Top of Working data

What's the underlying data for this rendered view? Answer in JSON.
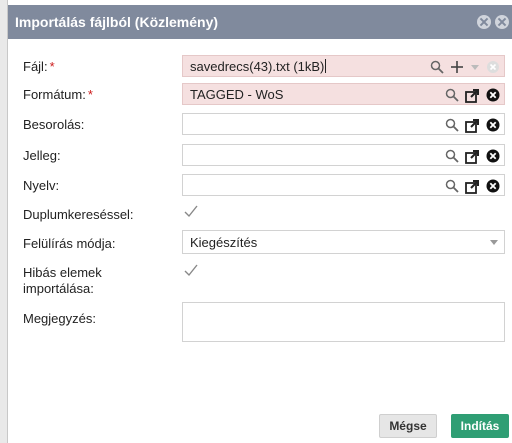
{
  "dialog": {
    "title": "Importálás fájlból (Közlemény)"
  },
  "fields": {
    "file": {
      "label": "Fájl:",
      "required": "*",
      "value": "savedrecs(43).txt (1kB)"
    },
    "format": {
      "label": "Formátum:",
      "required": "*",
      "value": "TAGGED - WoS"
    },
    "classification": {
      "label": "Besorolás:",
      "value": ""
    },
    "type": {
      "label": "Jelleg:",
      "value": ""
    },
    "language": {
      "label": "Nyelv:",
      "value": ""
    },
    "duplicate_search": {
      "label": "Duplumkereséssel:",
      "checked": true
    },
    "overwrite_mode": {
      "label": "Felülírás módja:",
      "value": "Kiegészítés"
    },
    "import_errors": {
      "label_line1": "Hibás elemek",
      "label_line2": "importálása:",
      "checked": true
    },
    "note": {
      "label": "Megjegyzés:",
      "value": ""
    }
  },
  "buttons": {
    "cancel": "Mégse",
    "start": "Indítás"
  },
  "colors": {
    "titlebar": "#808a9d",
    "error_field": "#f5e0e0",
    "primary": "#2f9e74"
  }
}
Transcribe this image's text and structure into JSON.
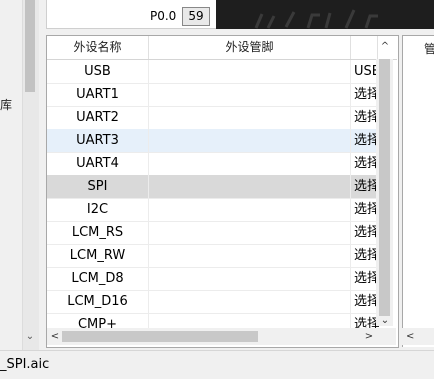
{
  "left_panel": {
    "partial_char": "库",
    "scroll_down_glyph": "⌄"
  },
  "top_panel": {
    "port_label": "P0.0",
    "port_value": "59"
  },
  "table": {
    "columns": [
      "外设名称",
      "外设管脚",
      "",
      ""
    ],
    "rows": [
      {
        "name": "USB",
        "pin": "",
        "action": "USB"
      },
      {
        "name": "UART1",
        "pin": "",
        "action": "选择"
      },
      {
        "name": "UART2",
        "pin": "",
        "action": "选择"
      },
      {
        "name": "UART3",
        "pin": "",
        "action": "选择"
      },
      {
        "name": "UART4",
        "pin": "",
        "action": "选择"
      },
      {
        "name": "SPI",
        "pin": "",
        "action": "选择"
      },
      {
        "name": "I2C",
        "pin": "",
        "action": "选择"
      },
      {
        "name": "LCM_RS",
        "pin": "",
        "action": "选择"
      },
      {
        "name": "LCM_RW",
        "pin": "",
        "action": "选择"
      },
      {
        "name": "LCM_D8",
        "pin": "",
        "action": "选择"
      },
      {
        "name": "LCM_D16",
        "pin": "",
        "action": "选择"
      },
      {
        "name": "CMP+",
        "pin": "",
        "action": "选择"
      }
    ],
    "scroll_up_glyph": "^",
    "scroll_down_glyph": "⌄",
    "scroll_left_glyph": "<",
    "scroll_right_glyph": ">"
  },
  "right_panel": {
    "header_partial": "管",
    "scroll_left_glyph": "<"
  },
  "status_bar": {
    "filename": "_SPI.aic"
  },
  "colors": {
    "selected_light": "#e6f0fa",
    "selected_grey": "#d9d9d9"
  }
}
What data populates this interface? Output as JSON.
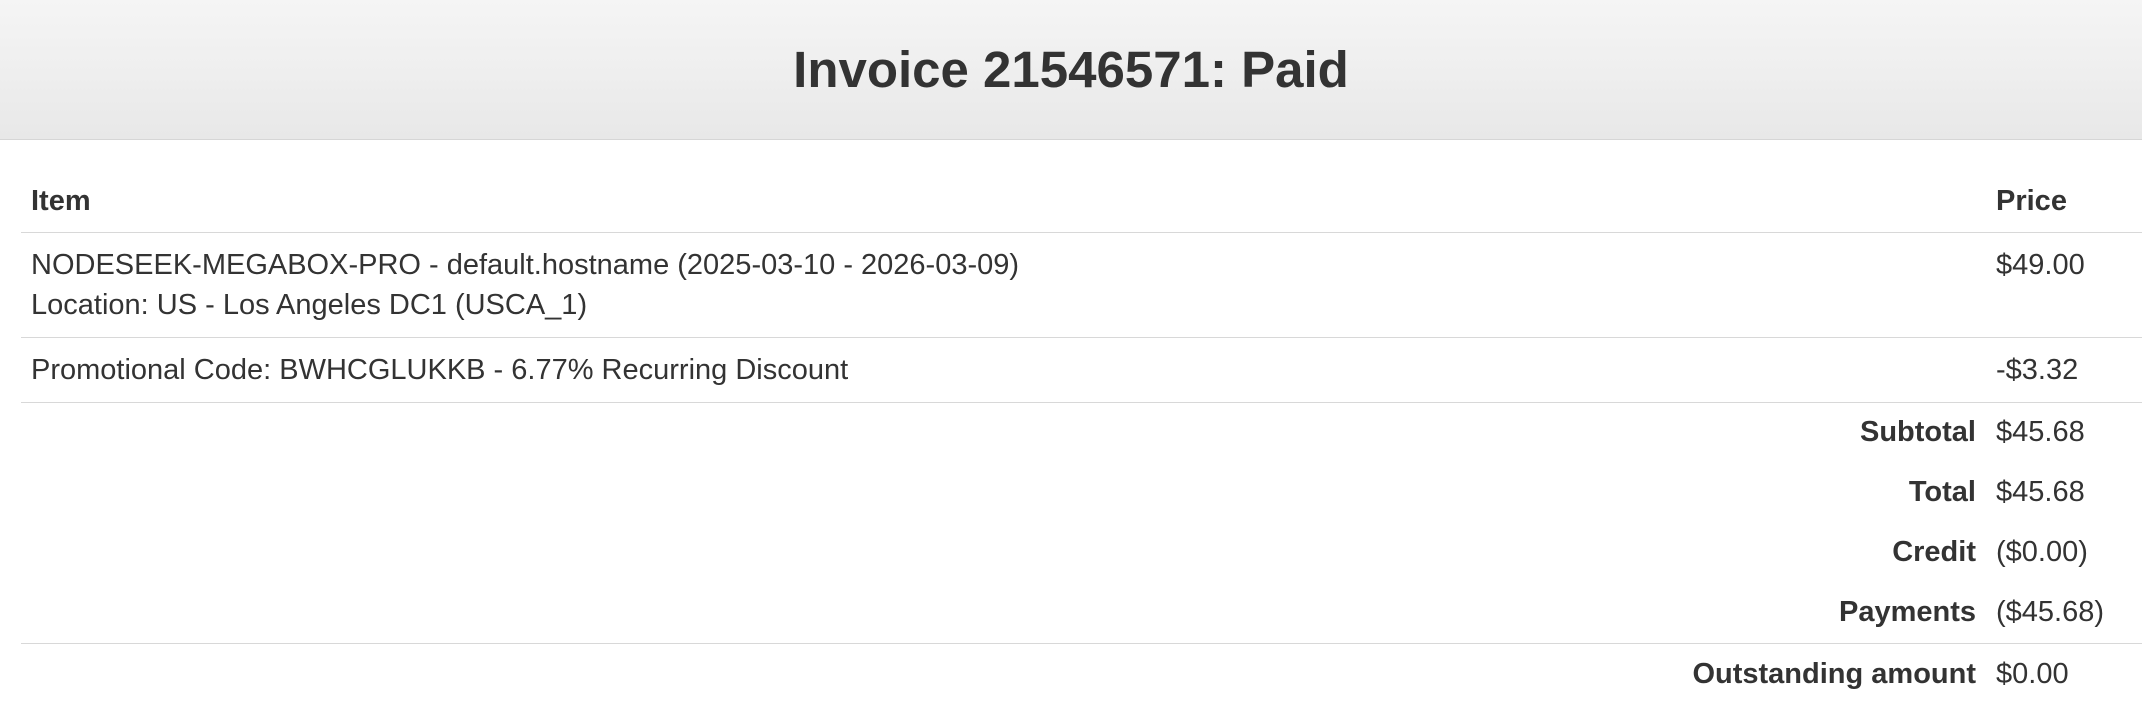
{
  "invoice": {
    "title": "Invoice 21546571: Paid"
  },
  "table": {
    "columns": {
      "item": "Item",
      "price": "Price"
    },
    "items": [
      {
        "line1": "NODESEEK-MEGABOX-PRO - default.hostname (2025-03-10 - 2026-03-09)",
        "line2": "Location: US - Los Angeles DC1 (USCA_1)",
        "price": "$49.00"
      },
      {
        "line1": "Promotional Code: BWHCGLUKKB - 6.77% Recurring Discount",
        "line2": "",
        "price": "-$3.32"
      }
    ],
    "summary": [
      {
        "label": "Subtotal",
        "value": "$45.68"
      },
      {
        "label": "Total",
        "value": "$45.68"
      },
      {
        "label": "Credit",
        "value": "($0.00)"
      },
      {
        "label": "Payments",
        "value": "($45.68)"
      },
      {
        "label": "Outstanding amount",
        "value": "$0.00"
      }
    ]
  }
}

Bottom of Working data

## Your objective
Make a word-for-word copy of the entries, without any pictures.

## Answer box
What's the underlying data for this rendered view? Answer in JSON.
{
  "dialog": {
    "title": "Importálás fájlból (Közlemény)"
  },
  "fields": {
    "file": {
      "label": "Fájl:",
      "required": "*",
      "value": "savedrecs(43).txt (1kB)"
    },
    "format": {
      "label": "Formátum:",
      "required": "*",
      "value": "TAGGED - WoS"
    },
    "classification": {
      "label": "Besorolás:",
      "value": ""
    },
    "type": {
      "label": "Jelleg:",
      "value": ""
    },
    "language": {
      "label": "Nyelv:",
      "value": ""
    },
    "duplicate_search": {
      "label": "Duplumkereséssel:",
      "checked": true
    },
    "overwrite_mode": {
      "label": "Felülírás módja:",
      "value": "Kiegészítés"
    },
    "import_errors": {
      "label_line1": "Hibás elemek",
      "label_line2": "importálása:",
      "checked": true
    },
    "note": {
      "label": "Megjegyzés:",
      "value": ""
    }
  },
  "buttons": {
    "cancel": "Mégse",
    "start": "Indítás"
  },
  "colors": {
    "titlebar": "#808a9d",
    "error_field": "#f5e0e0",
    "primary": "#2f9e74"
  }
}
Transcribe this image's text and structure into JSON.
{
  "left_panel": {
    "partial_char": "库",
    "scroll_down_glyph": "⌄"
  },
  "top_panel": {
    "port_label": "P0.0",
    "port_value": "59"
  },
  "table": {
    "columns": [
      "外设名称",
      "外设管脚",
      "",
      ""
    ],
    "rows": [
      {
        "name": "USB",
        "pin": "",
        "action": "USB"
      },
      {
        "name": "UART1",
        "pin": "",
        "action": "选择"
      },
      {
        "name": "UART2",
        "pin": "",
        "action": "选择"
      },
      {
        "name": "UART3",
        "pin": "",
        "action": "选择"
      },
      {
        "name": "UART4",
        "pin": "",
        "action": "选择"
      },
      {
        "name": "SPI",
        "pin": "",
        "action": "选择"
      },
      {
        "name": "I2C",
        "pin": "",
        "action": "选择"
      },
      {
        "name": "LCM_RS",
        "pin": "",
        "action": "选择"
      },
      {
        "name": "LCM_RW",
        "pin": "",
        "action": "选择"
      },
      {
        "name": "LCM_D8",
        "pin": "",
        "action": "选择"
      },
      {
        "name": "LCM_D16",
        "pin": "",
        "action": "选择"
      },
      {
        "name": "CMP+",
        "pin": "",
        "action": "选择"
      }
    ],
    "scroll_up_glyph": "^",
    "scroll_down_glyph": "⌄",
    "scroll_left_glyph": "<",
    "scroll_right_glyph": ">"
  },
  "right_panel": {
    "header_partial": "管",
    "scroll_left_glyph": "<"
  },
  "status_bar": {
    "filename": "_SPI.aic"
  },
  "colors": {
    "selected_light": "#e6f0fa",
    "selected_grey": "#d9d9d9"
  }
}
What data populates this interface? Output as JSON.
{
  "invoice": {
    "title": "Invoice 21546571: Paid"
  },
  "table": {
    "columns": {
      "item": "Item",
      "price": "Price"
    },
    "items": [
      {
        "line1": "NODESEEK-MEGABOX-PRO - default.hostname (2025-03-10 - 2026-03-09)",
        "line2": "Location: US - Los Angeles DC1 (USCA_1)",
        "price": "$49.00"
      },
      {
        "line1": "Promotional Code: BWHCGLUKKB - 6.77% Recurring Discount",
        "line2": "",
        "price": "-$3.32"
      }
    ],
    "summary": [
      {
        "label": "Subtotal",
        "value": "$45.68"
      },
      {
        "label": "Total",
        "value": "$45.68"
      },
      {
        "label": "Credit",
        "value": "($0.00)"
      },
      {
        "label": "Payments",
        "value": "($45.68)"
      },
      {
        "label": "Outstanding amount",
        "value": "$0.00"
      }
    ]
  }
}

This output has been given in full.